Fantastic portrait of a great musician and persona. The best filmic portrait I've ever seen. Beautiful black and white cinematography, candid artistic interviews, I'm going to watch it again now.

amazing!!! possibly best jazz/ music doc ever luvit

A moving testament to a troubled genius who made marvelous music. A little long otherwise a 5 star.

haunting and elegaic.

I was a great film I'd heard about it for years and it did not disapoint

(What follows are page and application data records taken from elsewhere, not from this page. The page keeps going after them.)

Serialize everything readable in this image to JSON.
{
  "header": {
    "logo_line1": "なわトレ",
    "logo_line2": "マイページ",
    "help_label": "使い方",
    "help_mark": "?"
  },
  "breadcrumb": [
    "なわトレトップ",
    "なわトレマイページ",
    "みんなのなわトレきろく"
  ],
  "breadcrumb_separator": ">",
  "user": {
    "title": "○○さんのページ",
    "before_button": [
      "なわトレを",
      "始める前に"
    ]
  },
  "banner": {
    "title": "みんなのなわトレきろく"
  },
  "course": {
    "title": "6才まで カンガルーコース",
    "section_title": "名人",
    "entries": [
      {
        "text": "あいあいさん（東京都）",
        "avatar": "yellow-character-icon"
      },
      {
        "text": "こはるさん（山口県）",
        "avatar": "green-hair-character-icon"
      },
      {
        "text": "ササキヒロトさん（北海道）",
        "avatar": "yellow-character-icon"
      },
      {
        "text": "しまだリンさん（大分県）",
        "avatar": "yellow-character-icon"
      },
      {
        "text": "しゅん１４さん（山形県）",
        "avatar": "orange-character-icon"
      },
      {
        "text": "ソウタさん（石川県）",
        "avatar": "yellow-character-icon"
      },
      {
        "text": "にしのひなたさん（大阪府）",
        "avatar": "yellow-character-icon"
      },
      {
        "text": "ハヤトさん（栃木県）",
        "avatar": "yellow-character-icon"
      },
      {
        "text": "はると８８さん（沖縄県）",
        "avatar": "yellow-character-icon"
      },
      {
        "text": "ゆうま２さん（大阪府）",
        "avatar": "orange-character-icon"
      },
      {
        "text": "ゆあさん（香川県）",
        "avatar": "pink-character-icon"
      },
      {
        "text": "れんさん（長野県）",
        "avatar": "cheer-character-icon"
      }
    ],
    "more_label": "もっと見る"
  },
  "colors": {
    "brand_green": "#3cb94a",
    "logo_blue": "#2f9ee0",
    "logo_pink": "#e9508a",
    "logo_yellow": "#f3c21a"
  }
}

I saw this film on its release in 1988, and have been wanting to see it again ever since. Director Bruce Weber was one of the most influential fashion photographers of the 1980s. Along with Herb Ritts he brought black and white back to prominence. This film was made shortly before Chet Baker died, and it's a study of dignity and legacy. It's gorgeously photographed, and has ample footage of Baker in the late 80s as well as archival footage of his halcyon days. The music track is incredible! And Weber doesn't pass judgement on Baker's lifestyle; he leaves that up to the viewer. One of the best documentaries ever made about a talented musician who jumped off the cliff of his career.